Besides the pollution created by kerosene combustion, wick-type kerosene lamps also contribute black carbon to the atmosphere because of partially burnt wicks. While the pollution from a single stove is probably insignificant, the widespread use of wick-style stoves can create an environmental issue.


Kerosene Wick Stove Working Principle

If you can understand how a kerosene lamp functions, you can understand the kerosene wick stove working principle. Instead of a single wick, though, a kerosene stove can have as many as 40, usually arranged in a circle. Kerosene soaks through the wicks and vaporizes, and when you light the stove, the vapor is what actually burns.

The wicks are usually made of cotton and are attached to a mechanism that allows the user to raise and lower them by using a knob or lever. Raising the wicks exposes more of it to the atmosphere, releasing more vapor and making the flame hotter and brighter. Because the wicks partially combust, they have to be replaced from time to time, so anyone who owns a wick stove needs a stock of replacement wicks.


The Working Principle of a Pressure Stove

Instead of a wick, a pressure stove has a pressurized chamber and a nozzle that releases the vaporized gas into the burner. Before you use a pressure stove, you have to do two things. The first is to pump up the tank to pressurize the gas, and the second is to create enough heat for the vapor to ignite.

Kerosene isn't nearly as flammable as other petroleum distillates, such as gasoline or propane, and you can't ignite the vapor simply by holding a match to it. For this reason, a pressure stove has a small tray in the burner into which you pour denatured alcohol, which is far more flammable. You light the alcohol to preheat the burner, and when the alcohol is almost gone, you pump the tank to pressurize it, and the pressure and high temperature vaporizes the kerosene and forces it through the valve and into the burner where it ignites.


The flame from a pressure stove, and thus the heat from the stove, can be controlled in two ways. You can adjust the control knob, which regulates the aperture size and the amount of gas it emits. You can also pump the tank to increase the gas pressure.

Comparing the Two Types of Kerosene Stoves

Both wick and pressure stoves can be small and portable, which is suitable for personal cooking, or large and constructed on a fixed base to cook family meals. The pressure stove is superior to the wick stove in many ways:


  • It creates more heat. A typical pressure stove can generate up to 9,000 BTUs, while the maximum output of a wick stove is about 7,000 BTUs.
  • It's safer. A wick stove gets hotter the longer it burns, and as the fuel reservoir slowly empties, there may be enough vapor to ignite the remaining kerosene and start a fire. This can't happen with a pressure stove.
  • It's easier to regulate. A pressure stove has two mechanisms to control heat output, whereas a wick stove has just one.
  • It's cleaner. A pressure stove doesn't have a wick to burn and fill the air with particulate matter.
  • You don't need replacement wicks. A pressure stove needs nothing other than the parts that come with it, although you may have to clean out the pressure valve from time to time.

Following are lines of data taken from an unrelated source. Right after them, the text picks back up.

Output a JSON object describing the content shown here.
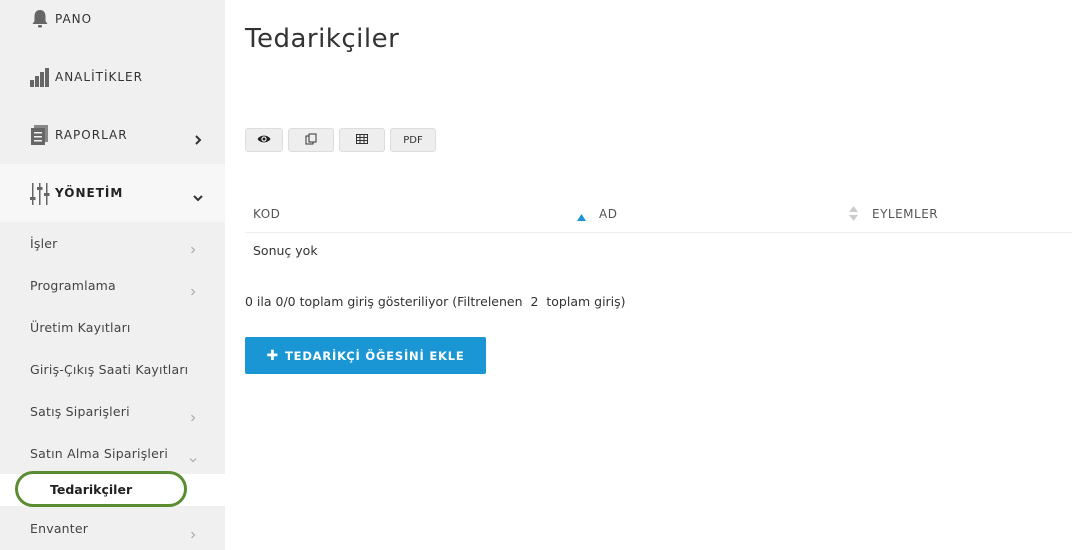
{
  "sidebar": {
    "top_items": [
      {
        "label": "PANO",
        "icon": "bell-icon"
      },
      {
        "label": "ANALİTİKLER",
        "icon": "bar-chart-icon"
      },
      {
        "label": "RAPORLAR",
        "icon": "reports-icon"
      },
      {
        "label": "YÖNETİM",
        "icon": "sliders-icon"
      }
    ],
    "sub_items": [
      {
        "label": "İşler"
      },
      {
        "label": "Programlama"
      },
      {
        "label": "Üretim Kayıtları"
      },
      {
        "label": "Giriş-Çıkış Saati Kayıtları"
      },
      {
        "label": "Satış Siparişleri"
      },
      {
        "label": "Satın Alma Siparişleri"
      },
      {
        "label": "Envanter"
      }
    ],
    "active_child": "Tedarikçiler"
  },
  "main": {
    "title": "Tedarikçiler",
    "toolbar": {
      "pdf_label": "PDF"
    },
    "table": {
      "columns": [
        "KOD",
        "AD",
        "EYLEMLER"
      ],
      "empty_text": "Sonuç yok"
    },
    "info_text": "0 ila 0/0 toplam giriş gösteriliyor (Filtrelenen  2  toplam giriş)",
    "add_button_label": "TEDARİKÇİ ÖĞESİNİ EKLE"
  },
  "colors": {
    "accent": "#1a96d4",
    "highlight": "#5a8c32",
    "sidebar_bg": "#f0f0f0"
  }
}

Despite its drawbacks, however, a wick stove has one advantage. It's cheaper. It's such a basic device that you can purchase a new one for about $40. Pressure stoves don't cost much more — only about $20 more — but the price differential can be a factor for anyone on a budget.